To worship Ganesha, we must become Ganesha – David Frawley

Ganesha with his wife Buddhi in Japan

David Frawley (Vamadeva Shastri )To worship Ganesha, we must become Ganesha, which is to let go of our outer minds and embrace the unknown higher knowledge, becoming the entire universe and beyond. – Dr David Frawley

Ganesha is a figure of great mystery, power, and paradox. We sense in his unusual figure something of the unknown, unlimited and mysterious, far beyond our human considerations. What are the secrets that he holds and what do they mean for us at the deepest level?

Ganesha’s arising or birth, if you could call it, appears very strange. It is said that his mother Parvati created him for her protection and asked him to prevent anyone from entering into her room. While Parvati was bathing, Lord Shiva approached, and Ganesha true to his role would not let him in. When Ganesha obstructed Shiva from entering, Shiva sensed an infringement on his power, fought with him and in the skirmish cut the boy’s head off.

Soon learning his mistake, that it was Parvati’s son, who was quite angry at his demise, Shiva quickly, sometimes it is said by chance, found the head of an elephant for Ganesha, put it on the headless body and brought him back to life. The story seems contradictory and arbitrary, like many Puranic depictions that have been the subject of denigration, if not ridicule.

Clearly, such bizarre tales are riddles for the mind to ponder, and not meant to portray literal events. They require a deep insight to unravel. This story has been analysed politically and psychologically, extending to bizarre Freudian and Marxist theories, but the inner meaning, which has nothing to do with sex or politics, has been missed altogether.

Symbolism of Ganesha 
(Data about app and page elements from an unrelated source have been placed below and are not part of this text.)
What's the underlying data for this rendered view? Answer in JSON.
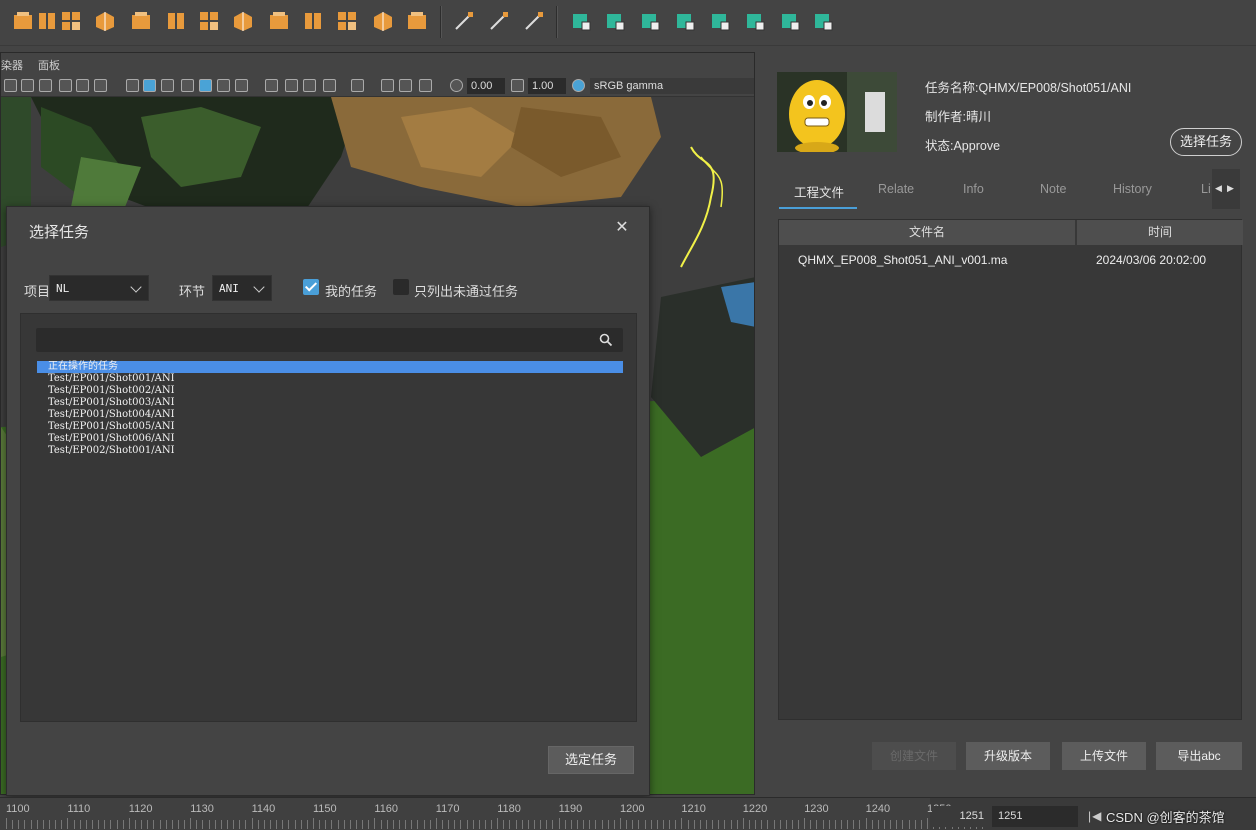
{
  "shelf": {
    "icons": [
      "poly-sphere-icon",
      "poly-cylinder-icon",
      "poly-cube-grid-icon",
      "poly-cubes-icon",
      "poly-cone-icon",
      "poly-plane-icon",
      "poly-box-icon",
      "uv-layout-icon",
      "poly-soccer-icon",
      "extrude-icon",
      "bevel-icon",
      "subdivide-icon",
      "sculpt-icon",
      "draw-curve-icon",
      "lattice-icon",
      "paint-icon",
      "combine-icon",
      "separate-icon",
      "bridge-icon",
      "mirror-icon",
      "bend-icon",
      "checker-icon",
      "symmetry-icon",
      "cut-icon"
    ]
  },
  "viewport": {
    "menu": [
      "染器",
      "面板"
    ],
    "exposure_value": "0.00",
    "gamma_value": "1.00",
    "color_space": "sRGB gamma"
  },
  "dialog": {
    "title": "选择任务",
    "close_glyph": "✕",
    "project_label": "项目",
    "project_value": "NL",
    "step_label": "环节",
    "step_value": "ANI",
    "my_tasks_label": "我的任务",
    "my_tasks_checked": true,
    "unpassed_only_label": "只列出未通过任务",
    "unpassed_only_checked": false,
    "search_placeholder": "",
    "tasks": [
      {
        "label": "正在操作的任务",
        "selected": true
      },
      {
        "label": "Test/EP001/Shot001/ANI",
        "selected": false
      },
      {
        "label": "Test/EP001/Shot002/ANI",
        "selected": false
      },
      {
        "label": "Test/EP001/Shot003/ANI",
        "selected": false
      },
      {
        "label": "Test/EP001/Shot004/ANI",
        "selected": false
      },
      {
        "label": "Test/EP001/Shot005/ANI",
        "selected": false
      },
      {
        "label": "Test/EP001/Shot006/ANI",
        "selected": false
      },
      {
        "label": "Test/EP002/Shot001/ANI",
        "selected": false
      }
    ],
    "confirm_label": "选定任务"
  },
  "task_info": {
    "name": "任务名称:QHMX/EP008/Shot051/ANI",
    "author": "制作者:晴川",
    "status": "状态:Approve",
    "choose_button": "选择任务"
  },
  "tabs": [
    "工程文件",
    "Relate",
    "Info",
    "Note",
    "History",
    "Li"
  ],
  "active_tab": "工程文件",
  "file_table": {
    "columns": [
      "文件名",
      "时间"
    ],
    "rows": [
      {
        "name": "QHMX_EP008_Shot051_ANI_v001.ma",
        "time": "2024/03/06 20:02:00"
      }
    ]
  },
  "actions": {
    "create_file": "创建文件",
    "upgrade_version": "升级版本",
    "upload_file": "上传文件",
    "export_abc": "导出abc"
  },
  "timeline": {
    "ticks": [
      "1100",
      "1110",
      "1120",
      "1130",
      "1140",
      "1150",
      "1160",
      "1170",
      "1180",
      "1190",
      "1200",
      "1210",
      "1220",
      "1230",
      "1240",
      "1250"
    ],
    "current_frame": "1251",
    "end_frame": "1251",
    "watermark": "CSDN @创客的茶馆"
  },
  "colors": {
    "accent": "#4a9fd8",
    "selection": "#4a8ee6",
    "shelf_green": "#2fb79a",
    "shelf_orange": "#e89a3c"
  }
}
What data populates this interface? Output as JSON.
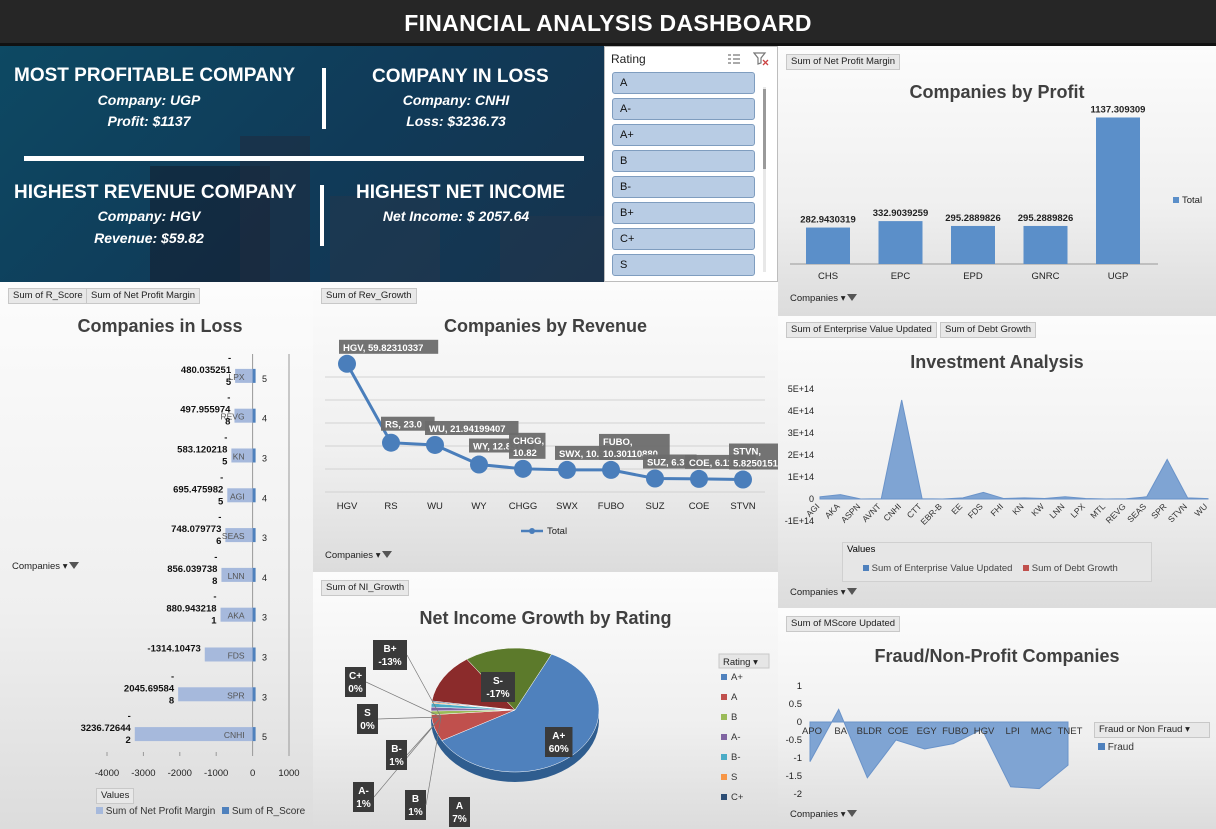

Ganesha symbolises the human soul and its latent aspiration for the infinite. Initially, the soul is bound to Maya or Prakriti, symbolised by Ganesha being created by Parvati (Prakriti) and seeking to protect her as her servant. The ignorant soul does not know Shiva, the transcendent reality beyond Maya. Shiva, therefore, cannot recognise the soul as his own.

In cutting off Ganesha’s head, Lord Shiva takes the soul beyond the human mind, its dualities and expectations—which is a common theme in deities with their head cut off, be it Hayagriva, Chinnamasta or Ganesha. In giving Ganesha the head of an elephant, Shiva connects it to the profound cosmic intelligence that is under his guidance.

Shiva is Pashupati or the Lord of the Animals that symbolises the souls bound to ignorance, ruling over them from his unbounded awareness. Ganesha as Ganapati or the Lord of the Group is the chieftain or head of the animals, the foremost of which is the elephant and indicates Shiva’s consciousness in manifestation.

The elephant relates to memory, concentration and the hidden wisdom of nature. Ganesha as the awakened soul learns the secrets of the universe and gains the ability to teach them to all who are receptive. Ganesha becomes the guide to the cosmic processes of birth and death, karma, and liberation, and holds all the vidyas or sacred ways of knowledge for understanding all existence.

Ganesha as the Guru

With the head of an elephant, Ganesha becomes awake as Shiva’s son, and functions as the great guru and the giver of wisdom through Shiva’s power within him. He gains access to the mantric energies of the cosmic mind, in which all the higher knowledge is stored, the omkara of Lord Shiva, which is Ganesha’s own word of power.

Such higher knowledge as Ganesha possesses cannot be transmitted to the mortal mind, put into ordinary language or logic, or confined to the parameters of mere human depictions. It requires going beyond the intellect and emotions to unitary awareness or samadhi, which rests upon a profound Yoga sadhana.

Ganesha represents the cosmic realisation of the Self as all nature, and can teach that infinite truth to us. But for this to occur we must also learn to go beyond the mind, something that most modern intellectuals with all their opinionated views are not likely to attempt.

To worship Ganesha, we must become Ganesha, which is to let go of our outer minds and embrace the unknown higher knowledge, becoming the entire universe and beyond, Shiva and Shakti, both within and around us. To do that we must become humble and let Shiva and Parvati enter into us. Jai Ganesha! – Daily-O, 24 August 2017

» Dr David Frawley (Pandit Vamadeva Shastri) is the director of the American Institute of Vedic Studies and the author of more than 30 books on yoga and vedic traditions. He tweets @davidfrawleyved.

Sri Ganesha in Thailand